Birmingham’s endeavour to bring private and public sectors together is also evident in the Birmingham District Energy Company run with Cofely District Energy. What Holman would really like to see is more programmes like the £120 million London Green Fund, which harnesses European, local authority and private funding. “Local authorities can’t do it on their own, but neither can the private sector,” she says.

In accord

The main points of the Paris climate change accord in brief:

- Keep global temperatures “well below” 2.0°C and “endeavour to limit” them to 1.5°C

- Limit the amount of greenhouse gases emitted by human activity to the same levels that trees, soil and oceans can absorb naturally

- Review each country’s contribution to cutting emissions every five years

- Rich countries to help poorer nations by providing “climate finance” to fund climate change adaptation and renewable energy

A long-term view

Blogging about COP21, the RTPI’s chief executive Trudi Elliott observed that the economic argument in favour of low-carbon living needs to be won before serious transformation can occur.

“Investments in sustainable transport and housing that are critical for low- carbon futures and for inclusive development are also essential inputs into economic growth,” she wrote. “As the French Prime Minister’s Office outlined before the conference, ‘the task of COP21 is to send strong policy signals that determined climate action is needed and will not harm the economy. In fact, these actions will trigger multiple employment, health and human development benefits by aligning strengthened short-term economic growth with long-term sustainable development goals’.”

Marion Frederiksen, the RTPI’s international policy and research officer, insists that planners can provide both the long-term vision and the understanding of sustainable development. But planning must also recognise that climate change adaptation is an international drive that will involve countries sharing resources.

We can all learn from elsewhere, says Frederiksen, even from the developing nations that richer countries are obliged by the Paris Agreement to support. “Bolivia, Colombia and Ecuador have the environment written into their constitution.

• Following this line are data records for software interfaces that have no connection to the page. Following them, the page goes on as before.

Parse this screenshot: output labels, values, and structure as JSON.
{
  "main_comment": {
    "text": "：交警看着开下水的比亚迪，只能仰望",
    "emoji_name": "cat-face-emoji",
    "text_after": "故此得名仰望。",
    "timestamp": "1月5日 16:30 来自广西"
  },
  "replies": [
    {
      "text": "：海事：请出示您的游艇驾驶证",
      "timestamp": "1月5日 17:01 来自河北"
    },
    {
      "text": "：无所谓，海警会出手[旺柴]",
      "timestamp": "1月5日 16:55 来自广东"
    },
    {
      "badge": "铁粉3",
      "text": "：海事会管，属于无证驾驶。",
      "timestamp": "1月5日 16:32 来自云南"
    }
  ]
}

It doesn’t matter if you have a change of government, the rights of nature still have to be observed.”

"We need to make sure that every planning decision is having to count towards greenhouse gas emissions"

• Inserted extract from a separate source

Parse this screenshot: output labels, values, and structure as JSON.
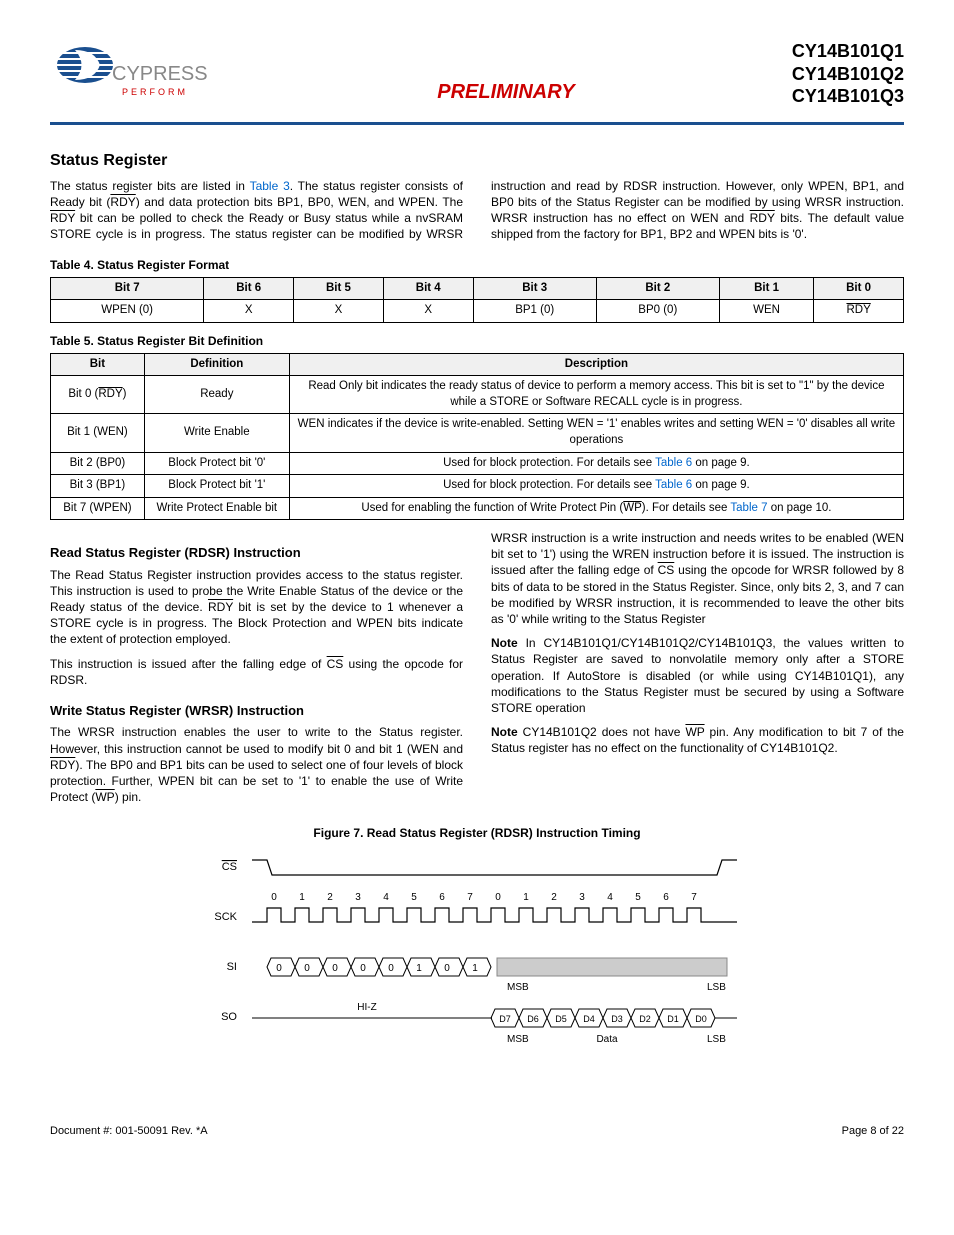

Even the World Bank recognises that planners are “one of the professions best placed to assist in implementing international agreements on sustainable development”. It is recruiting planners to guide its infrastructure loans.

In a post-Paris Agreement world, planners could have an integral role to play in mitigating and adapting to climate change. But the stars will have to align across legislation, policy and funding. In the present climate it’s possible. “There’s been a lot stronger commitment than anybody thought a year ago,” says Frederiksen.

Can we do it? Yes, says Luhde-Thompson, but planners must be constantly mindful. “We need to make sure that every planning decision is having to count towards greenhouse gas emissions.”


Read what else our interviewees had to say

We didn't have the space here to feature what our interviewees said in full. You can read their thoughts on the Paris Agreement in more detail here.